[SOURCE MATERIAL]

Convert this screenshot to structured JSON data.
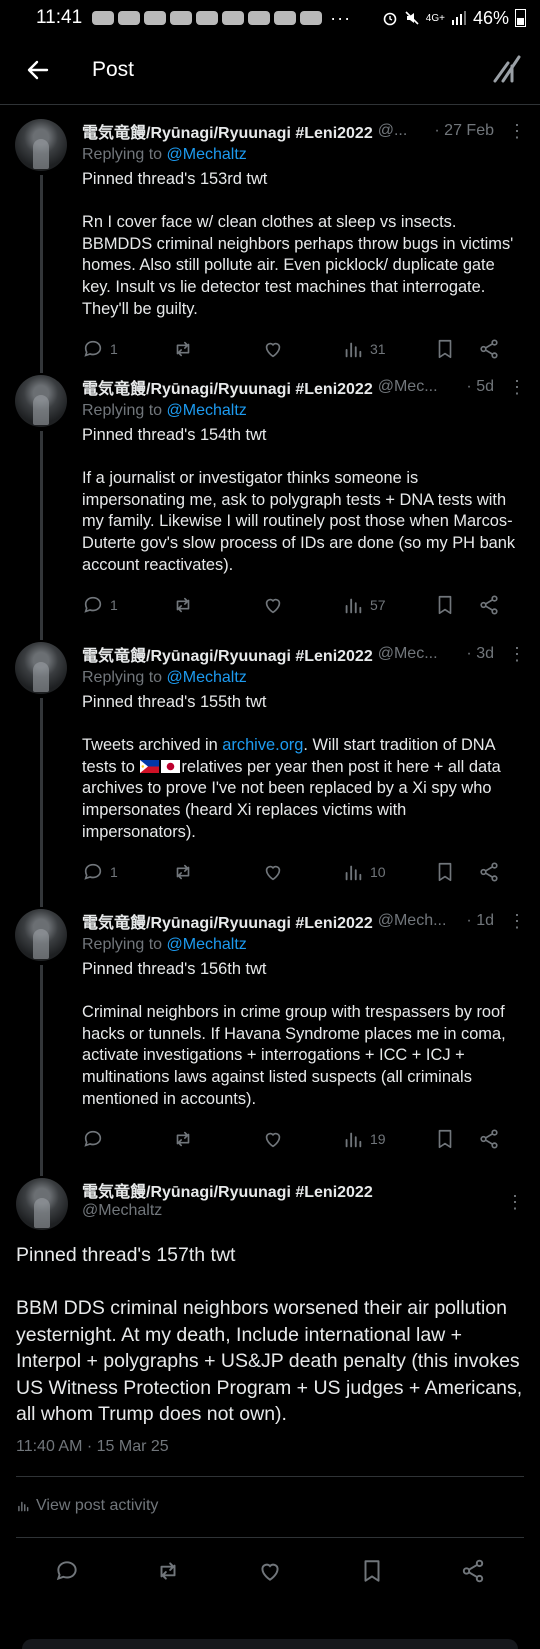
{
  "status_bar": {
    "time": "11:41",
    "more": "···",
    "network": "4G+",
    "battery": "46%"
  },
  "header": {
    "title": "Post"
  },
  "thread": [
    {
      "name": "電気竜饅/Ryūnagi/Ryuunagi #Leni2022",
      "handle": "@...",
      "date": "· 27 Feb",
      "replying_label": "Replying to",
      "replying_to": "@Mechaltz",
      "text": "Pinned thread's 153rd twt\n\nRn I cover face w/ clean clothes at sleep vs insects. BBMDDS criminal neighbors perhaps throw bugs in victims' homes. Also still pollute air. Even picklock/ duplicate gate key. Insult vs lie detector test machines that interrogate. They'll be guilty.",
      "replies": "1",
      "views": "31"
    },
    {
      "name": "電気竜饅/Ryūnagi/Ryuunagi #Leni2022",
      "handle": "@Mec...",
      "date": "· 5d",
      "replying_label": "Replying to",
      "replying_to": "@Mechaltz",
      "text": "Pinned thread's 154th twt\n\nIf a journalist or investigator thinks someone is impersonating me, ask to polygraph tests + DNA tests with my family. Likewise I will routinely post those when Marcos-Duterte gov's slow process of IDs are done (so my PH bank account reactivates).",
      "replies": "1",
      "views": "57"
    },
    {
      "name": "電気竜饅/Ryūnagi/Ryuunagi #Leni2022",
      "handle": "@Mec...",
      "date": "· 3d",
      "replying_label": "Replying to",
      "replying_to": "@Mechaltz",
      "text_1": "Pinned thread's 155th twt\n\nTweets archived in ",
      "link": "archive.org",
      "text_2": ". Will start tradition of DNA tests to ",
      "text_3": "relatives per year then post it here + all data archives to prove I've not been replaced by a Xi spy who impersonates (heard Xi replaces victims with impersonators).",
      "replies": "1",
      "views": "10"
    },
    {
      "name": "電気竜饅/Ryūnagi/Ryuunagi #Leni2022",
      "handle": "@Mech...",
      "date": "· 1d",
      "replying_label": "Replying to",
      "replying_to": "@Mechaltz",
      "text": "Pinned thread's 156th twt\n\nCriminal neighbors in crime group with trespassers by roof hacks or tunnels. If Havana Syndrome places me in coma, activate investigations + interrogations + ICC + ICJ + multinations laws against listed suspects (all criminals mentioned in accounts).",
      "replies": "",
      "views": "19"
    }
  ],
  "main": {
    "name": "電気竜饅/Ryūnagi/Ryuunagi #Leni2022",
    "handle": "@Mechaltz",
    "text": "Pinned thread's 157th twt\n\nBBM DDS criminal neighbors worsened their air pollution yesternight. At my death, Include international law + Interpol + polygraphs + US&JP death penalty (this invokes US Witness Protection Program + US judges + Americans, all whom Trump does not own).",
    "timestamp": "11:40 AM · 15 Mar 25",
    "activity_label": "View post activity"
  },
  "colors": {
    "background": "#000000",
    "text": "#e7e9ea",
    "muted": "#71767b",
    "link": "#1d9bf0",
    "divider": "#2f3336"
  }
}
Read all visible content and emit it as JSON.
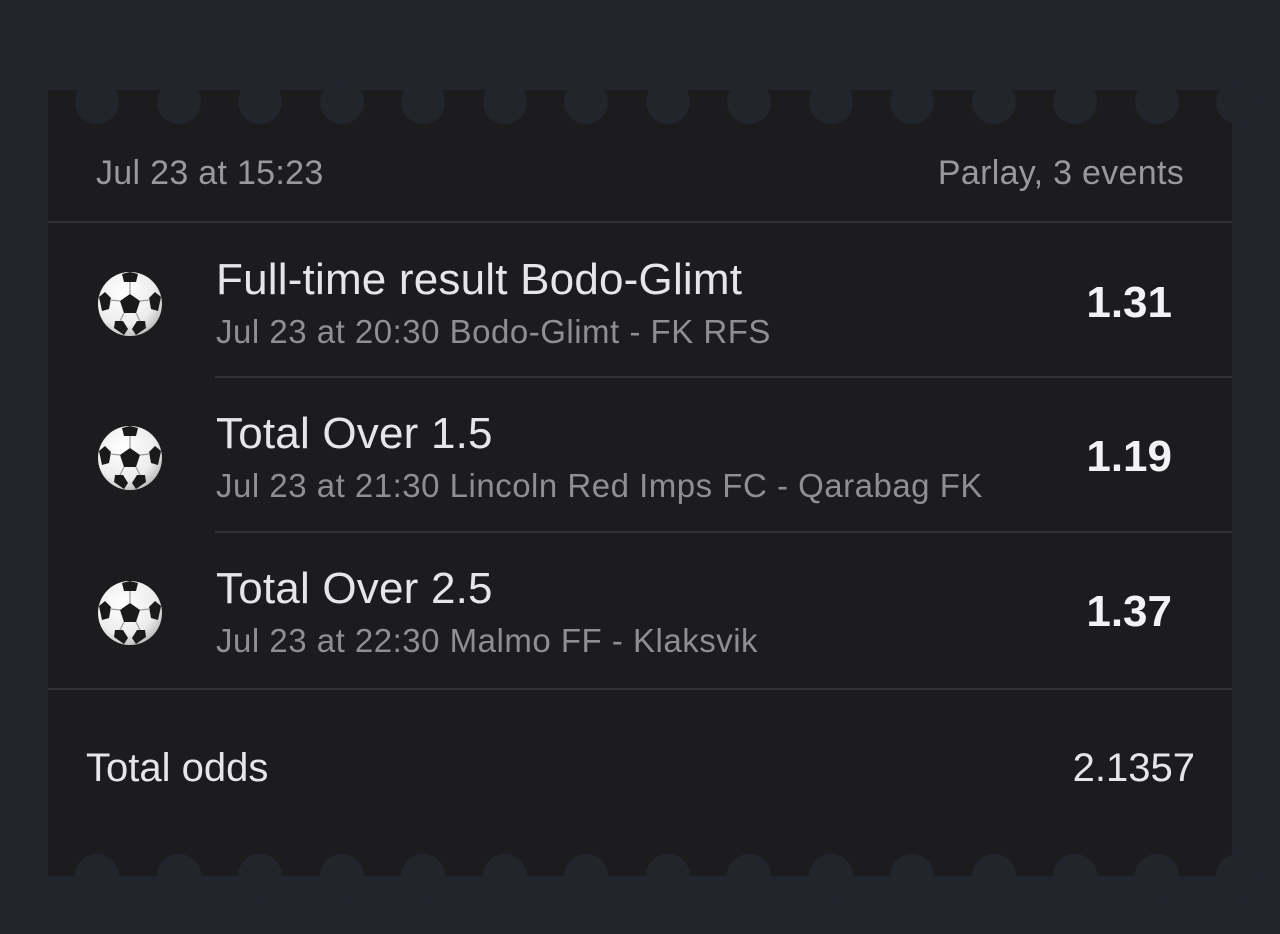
{
  "bet": {
    "placed_at": "Jul 23 at 15:23",
    "type": "Parlay, 3 events"
  },
  "events": [
    {
      "icon": "soccer-ball-icon",
      "title": "Full-time result Bodo-Glimt",
      "details": "Jul 23 at 20:30 Bodo-Glimt - FK RFS",
      "odds": "1.31"
    },
    {
      "icon": "soccer-ball-icon",
      "title": "Total Over 1.5",
      "details": "Jul 23 at 21:30 Lincoln Red Imps FC - Qarabag FK",
      "odds": "1.19"
    },
    {
      "icon": "soccer-ball-icon",
      "title": "Total Over 2.5",
      "details": "Jul 23 at 22:30 Malmo FF - Klaksvik",
      "odds": "1.37"
    }
  ],
  "total": {
    "label": "Total odds",
    "value": "2.1357"
  },
  "colors": {
    "page_background": "#23252d",
    "ticket_background": "#1c1c1f",
    "primary_text": "#e6e6ea",
    "secondary_text": "#8e8e93",
    "separator": "#323236"
  }
}
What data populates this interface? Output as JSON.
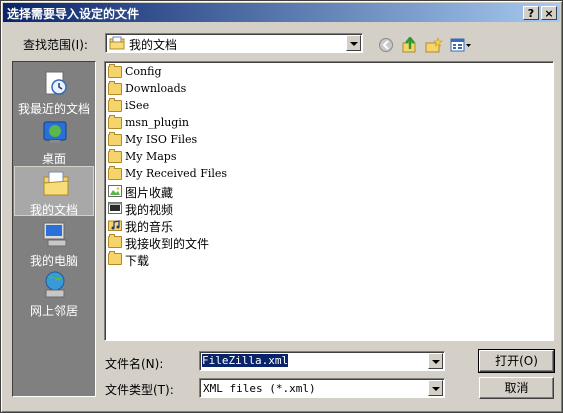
{
  "window": {
    "title": "选择需要导入设定的文件",
    "help_button": "?",
    "close_button": "×"
  },
  "lookin": {
    "label": "查找范围(I):",
    "value": "我的文档"
  },
  "places": [
    {
      "label": "我最近的文档",
      "icon": "recent-documents-icon"
    },
    {
      "label": "桌面",
      "icon": "desktop-icon"
    },
    {
      "label": "我的文档",
      "icon": "my-documents-icon",
      "selected": true
    },
    {
      "label": "我的电脑",
      "icon": "my-computer-icon"
    },
    {
      "label": "网上邻居",
      "icon": "network-places-icon"
    }
  ],
  "files": [
    {
      "name": "Config",
      "type": "folder"
    },
    {
      "name": "Downloads",
      "type": "folder"
    },
    {
      "name": "iSee",
      "type": "folder"
    },
    {
      "name": "msn_plugin",
      "type": "folder"
    },
    {
      "name": "My ISO Files",
      "type": "folder"
    },
    {
      "name": "My Maps",
      "type": "folder"
    },
    {
      "name": "My Received Files",
      "type": "folder"
    },
    {
      "name": "图片收藏",
      "type": "pictures-folder"
    },
    {
      "name": "我的视频",
      "type": "video-folder"
    },
    {
      "name": "我的音乐",
      "type": "music-folder"
    },
    {
      "name": "我接收到的文件",
      "type": "folder"
    },
    {
      "name": "下载",
      "type": "folder"
    }
  ],
  "filename": {
    "label": "文件名(N):",
    "value": "FileZilla.xml"
  },
  "filetype": {
    "label": "文件类型(T):",
    "value": "XML files (*.xml)"
  },
  "buttons": {
    "open": "打开(O)",
    "cancel": "取消"
  }
}
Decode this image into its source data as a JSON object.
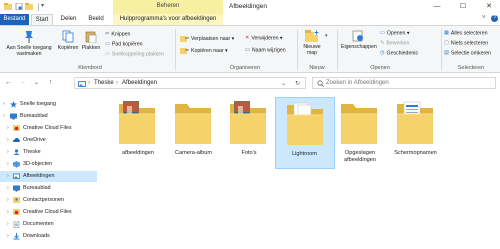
{
  "window": {
    "title": "Afbeeldingen",
    "contextual_group": "Beheren",
    "controls": {
      "minimize": "—",
      "maximize": "☐",
      "close": "✕"
    }
  },
  "tabs": [
    {
      "label": "Bestand",
      "style": "file"
    },
    {
      "label": "Start",
      "style": "active"
    },
    {
      "label": "Delen",
      "style": "normal"
    },
    {
      "label": "Beeld",
      "style": "normal"
    },
    {
      "label": "Hulpprogramma's voor afbeeldingen",
      "style": "contextual"
    }
  ],
  "ribbon": {
    "clipboard": {
      "pin_label": "Aan Snelle toegang\nvastmaken",
      "copy_label": "Kopiëren",
      "paste_label": "Plakken",
      "cut_label": "Knippen",
      "copy_path_label": "Pad kopiëren",
      "paste_shortcut_label": "Snelkoppeling plakken",
      "group_label": "Klembord"
    },
    "organize": {
      "move_label": "Verplaatsen naar",
      "copy_to_label": "Kopiëren naar",
      "delete_label": "Verwijderen",
      "rename_label": "Naam wijzigen",
      "group_label": "Organiseren"
    },
    "new": {
      "new_folder_label": "Nieuwe\nmap",
      "group_label": "Nieuw"
    },
    "open": {
      "properties_label": "Eigenschappen",
      "open_label": "Openen",
      "edit_label": "Bewerken",
      "history_label": "Geschiedenis",
      "group_label": "Openen"
    },
    "select": {
      "select_all_label": "Alles selecteren",
      "select_none_label": "Niets selecteren",
      "invert_label": "Selectie omkeren",
      "group_label": "Selecteren"
    }
  },
  "address": {
    "back": "←",
    "forward": "→",
    "up_history": "⌄",
    "up": "↑",
    "path": [
      "Theske",
      "Afbeeldingen"
    ],
    "separator": "›",
    "dropdown": "⌄",
    "refresh": "↻"
  },
  "search": {
    "placeholder": "Zoeken in Afbeeldingen"
  },
  "navpane": {
    "items": [
      {
        "label": "Snelle toegang",
        "icon": "star-icon",
        "indent": 0
      },
      {
        "label": "Bureaublad",
        "icon": "desktop-icon",
        "indent": 0
      },
      {
        "label": "Creative Cloud Files",
        "icon": "creative-cloud-icon",
        "indent": 1
      },
      {
        "label": "OneDrive",
        "icon": "onedrive-icon",
        "indent": 1
      },
      {
        "label": "Theske",
        "icon": "user-icon",
        "indent": 1
      },
      {
        "label": "3D-objecten",
        "icon": "3d-objects-icon",
        "indent": 1
      },
      {
        "label": "Afbeeldingen",
        "icon": "pictures-folder-icon",
        "indent": 1,
        "selected": true
      },
      {
        "label": "Bureaublad",
        "icon": "desktop-icon",
        "indent": 1
      },
      {
        "label": "Contactpersonen",
        "icon": "contacts-icon",
        "indent": 1
      },
      {
        "label": "Creative Cloud Files",
        "icon": "creative-cloud-icon",
        "indent": 1
      },
      {
        "label": "Documenten",
        "icon": "documents-icon",
        "indent": 1
      },
      {
        "label": "Downloads",
        "icon": "downloads-icon",
        "indent": 1
      }
    ]
  },
  "folders": [
    {
      "name": "afbeeldingen",
      "thumb": "photos"
    },
    {
      "name": "Camera-album",
      "thumb": "empty"
    },
    {
      "name": "Foto's",
      "thumb": "photos"
    },
    {
      "name": "Lightroom",
      "thumb": "papers",
      "selected": true
    },
    {
      "name": "Opgeslagen afbeeldingen",
      "thumb": "empty"
    },
    {
      "name": "Schermopnamen",
      "thumb": "screens"
    }
  ],
  "colors": {
    "accent": "#1d64b8",
    "folder": "#f6d26a",
    "folder_dark": "#e2b441",
    "selection": "#cce8ff",
    "contextual": "#f7efa1"
  }
}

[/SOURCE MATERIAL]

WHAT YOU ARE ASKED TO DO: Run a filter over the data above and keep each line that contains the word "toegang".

TASK SOLUTION:
      "pin_label": "Aan Snelle toegang\nvastmaken",
        "label": "Snelle toegang",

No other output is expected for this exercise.